What to produce >>
Output all of the records word for word and drop the images.

[App and web page records]
##############################

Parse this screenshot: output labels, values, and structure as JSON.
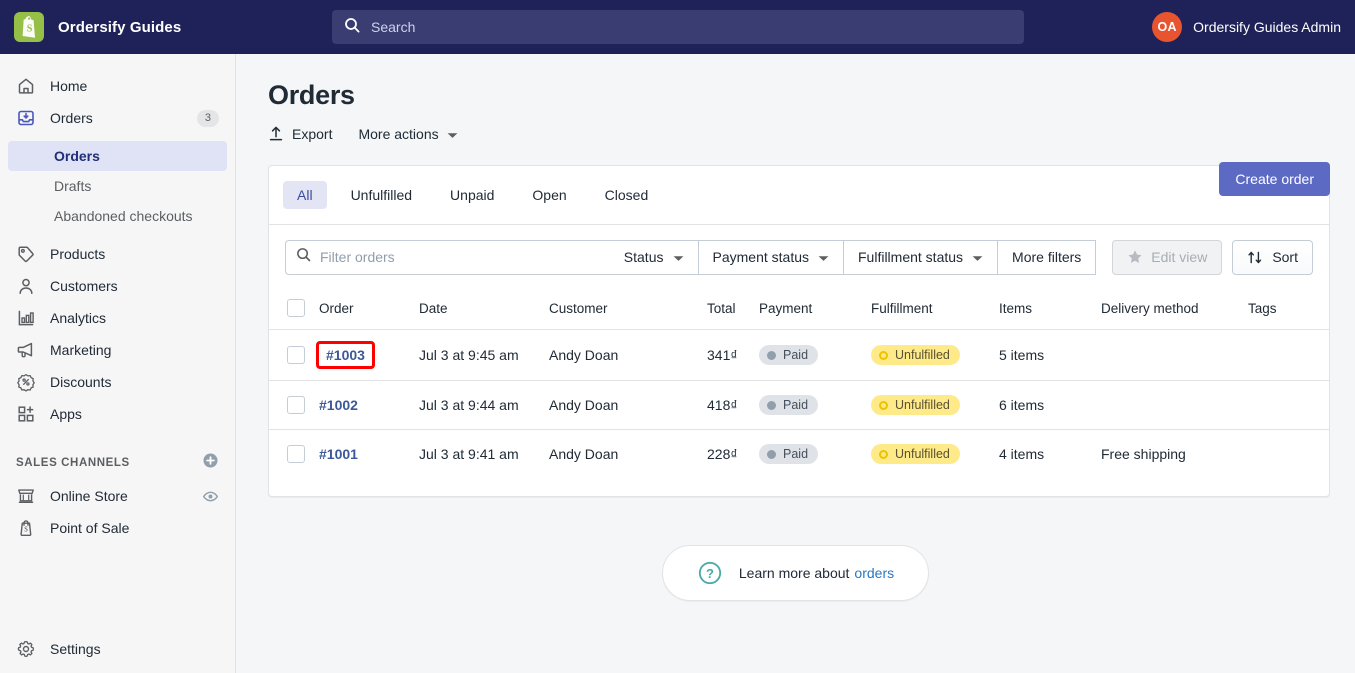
{
  "topbar": {
    "brand_name": "Ordersify Guides",
    "logo_icon": "shopify-bag-icon",
    "search": {
      "icon": "search-icon",
      "value": "",
      "placeholder": "Search"
    },
    "account": {
      "initials": "OA",
      "name": "Ordersify Guides Admin",
      "avatar_color": "#e8542f"
    }
  },
  "sidebar": {
    "items": [
      {
        "label": "Home",
        "icon": "home-icon",
        "count": ""
      },
      {
        "label": "Orders",
        "icon": "orders-inbox-icon",
        "count": "3"
      },
      {
        "label": "Products",
        "icon": "products-tag-icon",
        "count": ""
      },
      {
        "label": "Customers",
        "icon": "customers-person-icon",
        "count": ""
      },
      {
        "label": "Analytics",
        "icon": "analytics-bars-icon",
        "count": ""
      },
      {
        "label": "Marketing",
        "icon": "marketing-megaphone-icon",
        "count": ""
      },
      {
        "label": "Discounts",
        "icon": "discounts-percent-icon",
        "count": ""
      },
      {
        "label": "Apps",
        "icon": "apps-grid-plus-icon",
        "count": ""
      }
    ],
    "sub_items": [
      {
        "label": "Orders",
        "active": true
      },
      {
        "label": "Drafts",
        "active": false
      },
      {
        "label": "Abandoned checkouts",
        "active": false
      }
    ],
    "sales_channels": {
      "heading": "SALES CHANNELS",
      "add_icon": "plus-circle-icon",
      "items": [
        {
          "label": "Online Store",
          "icon": "online-store-icon",
          "trailing_icon": "eye-icon"
        },
        {
          "label": "Point of Sale",
          "icon": "point-of-sale-icon",
          "trailing_icon": ""
        }
      ]
    },
    "settings": {
      "label": "Settings",
      "icon": "gear-icon"
    }
  },
  "page": {
    "title": "Orders",
    "export_label": "Export",
    "export_icon": "upload-arrow-icon",
    "more_actions_label": "More actions",
    "more_actions_icon": "chevron-down-icon",
    "create_order_label": "Create order",
    "create_order_color": "#5c6ac4"
  },
  "tabs": [
    {
      "label": "All",
      "active": true
    },
    {
      "label": "Unfulfilled",
      "active": false
    },
    {
      "label": "Unpaid",
      "active": false
    },
    {
      "label": "Open",
      "active": false
    },
    {
      "label": "Closed",
      "active": false
    }
  ],
  "filters": {
    "search_icon": "search-icon",
    "filter_value": "",
    "filter_placeholder": "Filter orders",
    "status_label": "Status",
    "payment_status_label": "Payment status",
    "fulfillment_status_label": "Fulfillment status",
    "more_filters_label": "More filters",
    "edit_view_label": "Edit view",
    "edit_view_icon": "star-icon",
    "edit_view_disabled": true,
    "sort_label": "Sort",
    "sort_icon": "sort-arrows-icon"
  },
  "table": {
    "columns": [
      "Order",
      "Date",
      "Customer",
      "Total",
      "Payment",
      "Fulfillment",
      "Items",
      "Delivery method",
      "Tags"
    ],
    "rows": [
      {
        "order": "#1003",
        "highlighted": true,
        "date": "Jul 3 at 9:45 am",
        "customer": "Andy Doan",
        "total": "341₫",
        "payment": "Paid",
        "fulfillment": "Unfulfilled",
        "items": "5 items",
        "delivery_method": "",
        "tags": ""
      },
      {
        "order": "#1002",
        "highlighted": false,
        "date": "Jul 3 at 9:44 am",
        "customer": "Andy Doan",
        "total": "418₫",
        "payment": "Paid",
        "fulfillment": "Unfulfilled",
        "items": "6 items",
        "delivery_method": "",
        "tags": ""
      },
      {
        "order": "#1001",
        "highlighted": false,
        "date": "Jul 3 at 9:41 am",
        "customer": "Andy Doan",
        "total": "228₫",
        "payment": "Paid",
        "fulfillment": "Unfulfilled",
        "items": "4 items",
        "delivery_method": "Free shipping",
        "tags": ""
      }
    ]
  },
  "footer_help": {
    "icon": "question-mark-circle-icon",
    "text": "Learn more about",
    "link": "orders"
  },
  "colors": {
    "topbar_bg": "#1f2259",
    "accent": "#5c6ac4",
    "highlight_box": "#ff0000",
    "badge_paid_bg": "#dfe3e8",
    "badge_unfulfilled_bg": "#ffea8a",
    "link": "#3b5998"
  }
}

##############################

Your solution >>
Parse this screenshot: output labels, values, and structure as JSON.
{
  "topbar": {
    "brand_name": "Ordersify Guides",
    "logo_icon": "shopify-bag-icon",
    "search": {
      "icon": "search-icon",
      "value": "",
      "placeholder": "Search"
    },
    "account": {
      "initials": "OA",
      "name": "Ordersify Guides Admin",
      "avatar_color": "#e8542f"
    }
  },
  "sidebar": {
    "items": [
      {
        "label": "Home",
        "icon": "home-icon",
        "count": ""
      },
      {
        "label": "Orders",
        "icon": "orders-inbox-icon",
        "count": "3"
      },
      {
        "label": "Products",
        "icon": "products-tag-icon",
        "count": ""
      },
      {
        "label": "Customers",
        "icon": "customers-person-icon",
        "count": ""
      },
      {
        "label": "Analytics",
        "icon": "analytics-bars-icon",
        "count": ""
      },
      {
        "label": "Marketing",
        "icon": "marketing-megaphone-icon",
        "count": ""
      },
      {
        "label": "Discounts",
        "icon": "discounts-percent-icon",
        "count": ""
      },
      {
        "label": "Apps",
        "icon": "apps-grid-plus-icon",
        "count": ""
      }
    ],
    "sub_items": [
      {
        "label": "Orders",
        "active": true
      },
      {
        "label": "Drafts",
        "active": false
      },
      {
        "label": "Abandoned checkouts",
        "active": false
      }
    ],
    "sales_channels": {
      "heading": "SALES CHANNELS",
      "add_icon": "plus-circle-icon",
      "items": [
        {
          "label": "Online Store",
          "icon": "online-store-icon",
          "trailing_icon": "eye-icon"
        },
        {
          "label": "Point of Sale",
          "icon": "point-of-sale-icon",
          "trailing_icon": ""
        }
      ]
    },
    "settings": {
      "label": "Settings",
      "icon": "gear-icon"
    }
  },
  "page": {
    "title": "Orders",
    "export_label": "Export",
    "export_icon": "upload-arrow-icon",
    "more_actions_label": "More actions",
    "more_actions_icon": "chevron-down-icon",
    "create_order_label": "Create order",
    "create_order_color": "#5c6ac4"
  },
  "tabs": [
    {
      "label": "All",
      "active": true
    },
    {
      "label": "Unfulfilled",
      "active": false
    },
    {
      "label": "Unpaid",
      "active": false
    },
    {
      "label": "Open",
      "active": false
    },
    {
      "label": "Closed",
      "active": false
    }
  ],
  "filters": {
    "search_icon": "search-icon",
    "filter_value": "",
    "filter_placeholder": "Filter orders",
    "status_label": "Status",
    "payment_status_label": "Payment status",
    "fulfillment_status_label": "Fulfillment status",
    "more_filters_label": "More filters",
    "edit_view_label": "Edit view",
    "edit_view_icon": "star-icon",
    "edit_view_disabled": true,
    "sort_label": "Sort",
    "sort_icon": "sort-arrows-icon"
  },
  "table": {
    "columns": [
      "Order",
      "Date",
      "Customer",
      "Total",
      "Payment",
      "Fulfillment",
      "Items",
      "Delivery method",
      "Tags"
    ],
    "rows": [
      {
        "order": "#1003",
        "highlighted": true,
        "date": "Jul 3 at 9:45 am",
        "customer": "Andy Doan",
        "total": "341₫",
        "payment": "Paid",
        "fulfillment": "Unfulfilled",
        "items": "5 items",
        "delivery_method": "",
        "tags": ""
      },
      {
        "order": "#1002",
        "highlighted": false,
        "date": "Jul 3 at 9:44 am",
        "customer": "Andy Doan",
        "total": "418₫",
        "payment": "Paid",
        "fulfillment": "Unfulfilled",
        "items": "6 items",
        "delivery_method": "",
        "tags": ""
      },
      {
        "order": "#1001",
        "highlighted": false,
        "date": "Jul 3 at 9:41 am",
        "customer": "Andy Doan",
        "total": "228₫",
        "payment": "Paid",
        "fulfillment": "Unfulfilled",
        "items": "4 items",
        "delivery_method": "Free shipping",
        "tags": ""
      }
    ]
  },
  "footer_help": {
    "icon": "question-mark-circle-icon",
    "text": "Learn more about",
    "link": "orders"
  },
  "colors": {
    "topbar_bg": "#1f2259",
    "accent": "#5c6ac4",
    "highlight_box": "#ff0000",
    "badge_paid_bg": "#dfe3e8",
    "badge_unfulfilled_bg": "#ffea8a",
    "link": "#3b5998"
  }
}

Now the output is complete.